Renick and his wife moved to this town 20 miles from downtown Fort Collins two months ago, one of the thousands of new residents who have exploded Timnath’s population from just hundreds less than a decade ago to around 8,000 today.
Topgolf director of real estate development Scott Wetterling, one of the company representatives taking pointed questions from residents Monday, told The Denver Post the company is in the “preliminary stages” of planning its moves in Timnath.
“It’s a great up-and-coming community and we want to be a part of it,” he said.
Will Welch, project manager for Ladera, said the potential ballot measure changing the town charter to limit fence heights in Timnath is an example of “super bad land use planning.”
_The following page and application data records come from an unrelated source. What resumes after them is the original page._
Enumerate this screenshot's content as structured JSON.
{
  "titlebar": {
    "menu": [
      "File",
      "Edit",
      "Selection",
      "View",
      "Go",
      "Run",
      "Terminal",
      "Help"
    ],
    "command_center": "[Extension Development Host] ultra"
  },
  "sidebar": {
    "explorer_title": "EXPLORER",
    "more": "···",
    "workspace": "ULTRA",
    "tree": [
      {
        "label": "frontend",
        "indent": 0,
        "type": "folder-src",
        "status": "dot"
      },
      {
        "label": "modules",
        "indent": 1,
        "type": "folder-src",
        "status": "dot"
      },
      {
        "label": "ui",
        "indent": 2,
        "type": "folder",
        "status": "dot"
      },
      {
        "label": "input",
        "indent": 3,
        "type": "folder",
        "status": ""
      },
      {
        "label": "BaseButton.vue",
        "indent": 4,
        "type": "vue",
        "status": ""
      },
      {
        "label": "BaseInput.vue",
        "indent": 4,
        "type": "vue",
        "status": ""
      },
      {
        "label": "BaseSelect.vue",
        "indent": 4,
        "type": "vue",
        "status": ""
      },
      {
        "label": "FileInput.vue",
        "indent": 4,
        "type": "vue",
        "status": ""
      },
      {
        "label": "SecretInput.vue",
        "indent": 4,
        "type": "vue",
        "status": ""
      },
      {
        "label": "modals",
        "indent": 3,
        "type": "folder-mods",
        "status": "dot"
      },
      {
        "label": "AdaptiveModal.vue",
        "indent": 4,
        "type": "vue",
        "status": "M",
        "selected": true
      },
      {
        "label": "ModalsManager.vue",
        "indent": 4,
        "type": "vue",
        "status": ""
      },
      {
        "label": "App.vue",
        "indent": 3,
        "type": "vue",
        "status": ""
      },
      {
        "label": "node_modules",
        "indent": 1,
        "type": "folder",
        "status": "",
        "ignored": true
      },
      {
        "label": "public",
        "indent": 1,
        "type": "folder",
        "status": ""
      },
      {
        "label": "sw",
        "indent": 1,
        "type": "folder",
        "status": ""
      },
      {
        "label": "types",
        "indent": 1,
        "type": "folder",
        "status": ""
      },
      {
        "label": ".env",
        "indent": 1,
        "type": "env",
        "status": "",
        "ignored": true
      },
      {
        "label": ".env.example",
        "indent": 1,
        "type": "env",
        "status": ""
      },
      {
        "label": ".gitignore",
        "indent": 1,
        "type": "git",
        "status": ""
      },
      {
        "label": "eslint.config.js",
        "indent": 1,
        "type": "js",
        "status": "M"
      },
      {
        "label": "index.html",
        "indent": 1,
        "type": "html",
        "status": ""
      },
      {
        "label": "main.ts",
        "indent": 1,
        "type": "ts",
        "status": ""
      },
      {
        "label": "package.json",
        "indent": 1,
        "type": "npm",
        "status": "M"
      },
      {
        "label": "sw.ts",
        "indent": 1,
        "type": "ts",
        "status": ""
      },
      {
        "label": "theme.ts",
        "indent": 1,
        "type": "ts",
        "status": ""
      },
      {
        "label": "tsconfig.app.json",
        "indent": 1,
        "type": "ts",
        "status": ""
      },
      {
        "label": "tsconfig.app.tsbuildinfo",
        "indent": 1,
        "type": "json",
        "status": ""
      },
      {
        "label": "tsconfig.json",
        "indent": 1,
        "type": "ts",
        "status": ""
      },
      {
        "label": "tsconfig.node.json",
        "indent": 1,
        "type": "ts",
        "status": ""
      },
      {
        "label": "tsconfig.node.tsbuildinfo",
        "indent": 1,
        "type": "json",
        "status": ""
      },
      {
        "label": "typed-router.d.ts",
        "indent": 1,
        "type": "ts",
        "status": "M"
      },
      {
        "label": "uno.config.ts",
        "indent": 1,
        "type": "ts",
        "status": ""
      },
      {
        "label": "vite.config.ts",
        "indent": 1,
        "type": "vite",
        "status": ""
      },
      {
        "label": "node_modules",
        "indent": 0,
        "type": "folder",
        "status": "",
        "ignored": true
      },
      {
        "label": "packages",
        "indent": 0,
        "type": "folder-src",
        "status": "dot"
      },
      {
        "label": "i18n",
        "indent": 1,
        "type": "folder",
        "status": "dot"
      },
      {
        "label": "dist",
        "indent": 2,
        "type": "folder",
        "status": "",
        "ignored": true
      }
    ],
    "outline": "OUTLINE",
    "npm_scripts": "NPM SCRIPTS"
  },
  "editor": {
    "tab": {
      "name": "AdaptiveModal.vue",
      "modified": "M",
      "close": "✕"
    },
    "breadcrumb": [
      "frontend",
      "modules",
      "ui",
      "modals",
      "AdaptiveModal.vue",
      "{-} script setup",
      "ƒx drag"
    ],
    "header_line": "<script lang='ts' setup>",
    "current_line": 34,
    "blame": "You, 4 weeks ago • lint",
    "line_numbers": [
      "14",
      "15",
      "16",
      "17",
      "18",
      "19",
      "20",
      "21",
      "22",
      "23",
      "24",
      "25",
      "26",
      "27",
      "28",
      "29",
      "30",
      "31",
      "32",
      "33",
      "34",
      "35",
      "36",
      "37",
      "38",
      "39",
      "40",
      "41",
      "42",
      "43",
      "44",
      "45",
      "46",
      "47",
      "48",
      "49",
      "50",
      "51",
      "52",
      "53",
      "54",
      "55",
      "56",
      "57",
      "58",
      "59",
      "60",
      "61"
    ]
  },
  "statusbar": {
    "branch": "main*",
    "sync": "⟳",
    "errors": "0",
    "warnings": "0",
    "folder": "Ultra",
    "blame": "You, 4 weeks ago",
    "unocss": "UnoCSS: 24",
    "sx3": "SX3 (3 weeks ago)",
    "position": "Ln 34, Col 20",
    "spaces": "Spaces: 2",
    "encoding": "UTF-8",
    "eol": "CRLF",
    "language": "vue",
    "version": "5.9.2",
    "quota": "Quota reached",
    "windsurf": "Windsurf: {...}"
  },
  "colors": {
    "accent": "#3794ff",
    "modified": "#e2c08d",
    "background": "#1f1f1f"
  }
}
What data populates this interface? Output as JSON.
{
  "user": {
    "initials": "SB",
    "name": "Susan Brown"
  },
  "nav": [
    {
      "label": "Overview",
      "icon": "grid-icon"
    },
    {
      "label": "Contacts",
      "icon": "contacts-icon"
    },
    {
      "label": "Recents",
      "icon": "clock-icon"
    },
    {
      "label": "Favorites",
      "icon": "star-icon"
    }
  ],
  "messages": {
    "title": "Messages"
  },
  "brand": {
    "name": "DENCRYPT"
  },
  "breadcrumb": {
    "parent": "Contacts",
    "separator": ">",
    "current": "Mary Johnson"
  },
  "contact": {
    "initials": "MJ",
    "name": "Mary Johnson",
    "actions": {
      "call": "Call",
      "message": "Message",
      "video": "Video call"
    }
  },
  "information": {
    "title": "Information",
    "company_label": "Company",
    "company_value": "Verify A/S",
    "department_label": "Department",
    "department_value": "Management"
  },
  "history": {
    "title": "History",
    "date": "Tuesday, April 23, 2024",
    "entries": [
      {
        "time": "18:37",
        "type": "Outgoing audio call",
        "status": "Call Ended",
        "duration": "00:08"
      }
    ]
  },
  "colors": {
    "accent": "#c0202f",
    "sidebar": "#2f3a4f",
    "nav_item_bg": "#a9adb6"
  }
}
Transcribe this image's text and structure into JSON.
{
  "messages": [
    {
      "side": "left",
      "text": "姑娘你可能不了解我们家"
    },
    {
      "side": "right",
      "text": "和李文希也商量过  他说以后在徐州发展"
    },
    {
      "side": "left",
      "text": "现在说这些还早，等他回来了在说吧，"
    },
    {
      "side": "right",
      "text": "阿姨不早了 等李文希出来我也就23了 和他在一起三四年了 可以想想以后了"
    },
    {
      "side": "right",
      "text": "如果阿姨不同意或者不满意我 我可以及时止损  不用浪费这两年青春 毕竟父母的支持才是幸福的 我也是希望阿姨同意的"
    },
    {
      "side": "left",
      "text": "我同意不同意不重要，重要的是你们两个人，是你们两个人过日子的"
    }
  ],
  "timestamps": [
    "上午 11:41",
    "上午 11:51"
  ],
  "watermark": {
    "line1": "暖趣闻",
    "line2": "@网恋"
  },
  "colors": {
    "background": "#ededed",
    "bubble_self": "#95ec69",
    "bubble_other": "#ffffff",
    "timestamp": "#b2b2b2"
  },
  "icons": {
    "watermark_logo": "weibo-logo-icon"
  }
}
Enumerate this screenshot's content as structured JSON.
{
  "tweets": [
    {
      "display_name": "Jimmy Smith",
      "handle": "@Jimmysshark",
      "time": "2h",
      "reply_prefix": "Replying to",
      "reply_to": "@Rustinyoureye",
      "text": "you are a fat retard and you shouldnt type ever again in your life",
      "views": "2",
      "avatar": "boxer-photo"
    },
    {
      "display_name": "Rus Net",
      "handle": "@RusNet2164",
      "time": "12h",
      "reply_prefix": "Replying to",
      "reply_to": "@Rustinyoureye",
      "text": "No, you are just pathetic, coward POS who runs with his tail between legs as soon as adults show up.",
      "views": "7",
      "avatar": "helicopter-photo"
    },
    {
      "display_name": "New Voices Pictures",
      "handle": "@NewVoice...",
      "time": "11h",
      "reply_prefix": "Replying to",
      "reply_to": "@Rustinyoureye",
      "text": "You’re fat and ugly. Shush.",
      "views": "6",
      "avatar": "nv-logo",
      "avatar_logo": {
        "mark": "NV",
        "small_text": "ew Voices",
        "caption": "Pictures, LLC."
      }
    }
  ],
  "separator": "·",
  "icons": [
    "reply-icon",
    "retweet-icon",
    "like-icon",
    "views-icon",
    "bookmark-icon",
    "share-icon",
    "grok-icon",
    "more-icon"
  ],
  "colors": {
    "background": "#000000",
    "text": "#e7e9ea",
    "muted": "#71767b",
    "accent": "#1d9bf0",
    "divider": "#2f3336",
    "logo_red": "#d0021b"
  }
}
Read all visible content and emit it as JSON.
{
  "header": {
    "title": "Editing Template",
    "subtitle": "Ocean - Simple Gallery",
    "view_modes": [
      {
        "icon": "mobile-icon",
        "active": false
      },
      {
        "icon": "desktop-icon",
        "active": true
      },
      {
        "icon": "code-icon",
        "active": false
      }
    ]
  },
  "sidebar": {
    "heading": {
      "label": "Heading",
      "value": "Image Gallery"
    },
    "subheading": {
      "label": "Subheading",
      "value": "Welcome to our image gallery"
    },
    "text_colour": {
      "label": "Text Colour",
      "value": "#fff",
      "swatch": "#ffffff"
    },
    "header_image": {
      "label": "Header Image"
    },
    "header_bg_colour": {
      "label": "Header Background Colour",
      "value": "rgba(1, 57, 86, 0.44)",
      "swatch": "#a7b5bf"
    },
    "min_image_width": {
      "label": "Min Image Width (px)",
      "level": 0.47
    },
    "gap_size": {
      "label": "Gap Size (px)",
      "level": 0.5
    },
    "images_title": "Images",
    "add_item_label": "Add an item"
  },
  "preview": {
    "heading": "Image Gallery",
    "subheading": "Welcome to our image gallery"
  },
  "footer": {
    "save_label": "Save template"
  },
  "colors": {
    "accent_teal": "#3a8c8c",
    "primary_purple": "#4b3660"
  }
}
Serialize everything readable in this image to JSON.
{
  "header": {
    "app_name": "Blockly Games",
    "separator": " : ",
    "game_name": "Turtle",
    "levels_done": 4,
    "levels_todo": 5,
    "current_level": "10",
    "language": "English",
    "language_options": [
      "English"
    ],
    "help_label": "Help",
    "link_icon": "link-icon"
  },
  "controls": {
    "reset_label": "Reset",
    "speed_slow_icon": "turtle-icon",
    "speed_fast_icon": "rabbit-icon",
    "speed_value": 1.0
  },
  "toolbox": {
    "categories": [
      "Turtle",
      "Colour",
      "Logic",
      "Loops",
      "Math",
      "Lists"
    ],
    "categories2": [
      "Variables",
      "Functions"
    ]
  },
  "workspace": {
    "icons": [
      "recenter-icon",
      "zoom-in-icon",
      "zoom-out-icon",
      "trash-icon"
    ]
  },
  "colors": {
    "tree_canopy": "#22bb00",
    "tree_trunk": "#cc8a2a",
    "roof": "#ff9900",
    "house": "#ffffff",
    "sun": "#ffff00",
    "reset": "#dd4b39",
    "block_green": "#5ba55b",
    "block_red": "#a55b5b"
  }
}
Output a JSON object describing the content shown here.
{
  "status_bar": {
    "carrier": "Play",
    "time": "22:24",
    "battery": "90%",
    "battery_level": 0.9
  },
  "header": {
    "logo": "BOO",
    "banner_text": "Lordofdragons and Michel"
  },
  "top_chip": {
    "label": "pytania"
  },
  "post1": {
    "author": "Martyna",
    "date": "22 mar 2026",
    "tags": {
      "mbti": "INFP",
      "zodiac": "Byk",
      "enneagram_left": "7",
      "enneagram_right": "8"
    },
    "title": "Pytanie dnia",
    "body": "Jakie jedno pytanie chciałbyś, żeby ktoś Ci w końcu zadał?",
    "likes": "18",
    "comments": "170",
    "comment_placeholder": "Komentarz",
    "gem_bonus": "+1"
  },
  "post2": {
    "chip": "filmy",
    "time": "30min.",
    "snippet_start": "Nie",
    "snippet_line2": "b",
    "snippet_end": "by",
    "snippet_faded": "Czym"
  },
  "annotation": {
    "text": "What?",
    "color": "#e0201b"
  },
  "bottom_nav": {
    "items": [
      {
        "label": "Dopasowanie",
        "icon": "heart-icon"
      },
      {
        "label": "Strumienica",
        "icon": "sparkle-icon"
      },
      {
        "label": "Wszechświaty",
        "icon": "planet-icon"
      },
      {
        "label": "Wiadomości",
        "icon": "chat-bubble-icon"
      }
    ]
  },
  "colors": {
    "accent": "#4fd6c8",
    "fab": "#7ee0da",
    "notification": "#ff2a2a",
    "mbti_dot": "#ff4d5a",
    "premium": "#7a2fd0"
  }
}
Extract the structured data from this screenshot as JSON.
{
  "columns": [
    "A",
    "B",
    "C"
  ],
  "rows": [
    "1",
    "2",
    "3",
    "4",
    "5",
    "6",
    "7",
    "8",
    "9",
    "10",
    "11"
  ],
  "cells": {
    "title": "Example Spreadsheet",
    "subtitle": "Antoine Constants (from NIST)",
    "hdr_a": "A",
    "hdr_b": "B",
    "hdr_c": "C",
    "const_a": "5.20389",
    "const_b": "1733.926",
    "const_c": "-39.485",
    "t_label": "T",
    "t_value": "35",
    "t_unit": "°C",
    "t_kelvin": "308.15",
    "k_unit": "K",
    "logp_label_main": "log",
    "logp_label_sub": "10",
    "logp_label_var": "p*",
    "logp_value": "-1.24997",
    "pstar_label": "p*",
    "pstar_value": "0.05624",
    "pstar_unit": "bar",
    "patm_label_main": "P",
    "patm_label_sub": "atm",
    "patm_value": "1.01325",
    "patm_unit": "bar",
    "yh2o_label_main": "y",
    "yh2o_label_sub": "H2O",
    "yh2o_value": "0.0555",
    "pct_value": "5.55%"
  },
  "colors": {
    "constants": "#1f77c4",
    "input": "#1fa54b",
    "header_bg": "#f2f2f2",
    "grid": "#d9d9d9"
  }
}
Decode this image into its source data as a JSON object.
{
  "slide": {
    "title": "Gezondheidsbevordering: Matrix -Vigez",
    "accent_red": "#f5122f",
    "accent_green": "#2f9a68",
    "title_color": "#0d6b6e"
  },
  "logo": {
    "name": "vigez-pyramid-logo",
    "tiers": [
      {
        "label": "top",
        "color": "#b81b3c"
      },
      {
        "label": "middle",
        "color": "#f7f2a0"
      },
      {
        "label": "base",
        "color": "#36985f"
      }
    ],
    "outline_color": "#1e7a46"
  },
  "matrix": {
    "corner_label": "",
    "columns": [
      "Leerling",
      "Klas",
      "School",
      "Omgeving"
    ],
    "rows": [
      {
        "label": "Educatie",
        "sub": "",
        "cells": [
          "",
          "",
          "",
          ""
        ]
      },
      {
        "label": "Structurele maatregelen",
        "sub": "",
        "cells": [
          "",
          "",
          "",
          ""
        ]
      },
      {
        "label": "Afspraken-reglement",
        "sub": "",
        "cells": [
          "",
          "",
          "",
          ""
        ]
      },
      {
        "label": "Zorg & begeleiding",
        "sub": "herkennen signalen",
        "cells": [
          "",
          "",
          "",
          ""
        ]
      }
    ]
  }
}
“It undermines the normal development processes,” he said. “All of these things are in place to get things done.”
The area alongside I-25, Welch said, “is an ideal location for commercial development.” It keeps traffic confined to the interstate corridor and out of neighborhoods. Timnath Town Manager Aaron Adams said the Ladera site “is designated as employment/regional commercial in our comprehensive plan.”
“The primary uses intended for this area are designated for community/destination retail, employment, entertainment and civic,” Adams said.
The developer, he said, would have to conduct environmental impact studies prior to any shovels going in the ground.
Colorado has three Topgolf venues, in Colorado Springs, Centennial and Thornton.
But the company hasn’t always gotten a warm reception from communities concerned about bright lighting and loud music. Topgolf locations feature dozens of hitting bays that come with a seating area where customers can eat and drink. All golf balls contain microchips that trace the flight path of the ball and can instantly show performance data on overhead TVs.
In 2016, Topgolf hit a roadblock in Thornton when its first proposed location ran into neighborhood opposition and spurred a lawsuit. The company chose a site farther north on I-25 and debuted in 2019. It opened its third location in the state in 2021, alongside I-25 in Colorado Springs.
Opponents must gather 651 signatures of registered voters over the next 90 days to get the measure on a special election ballot. The election would likely happen this spring or summer.
Jenkins said the approach he and other Topgolf opponents in Timnath are taking to the project — with a proposed limit on fence heights in town — could prove useful to other communities with reservations about such an entertainment venue in their midst, or who would accept one but in a different location.
“If we can collect necessary signatures and get it passed, we’ll be a model for how to deal with Topgolf when they want to put a facility in a place that is inappropriate,” he said.
This story was first published by The Denver Post, a BusinessDen news partner.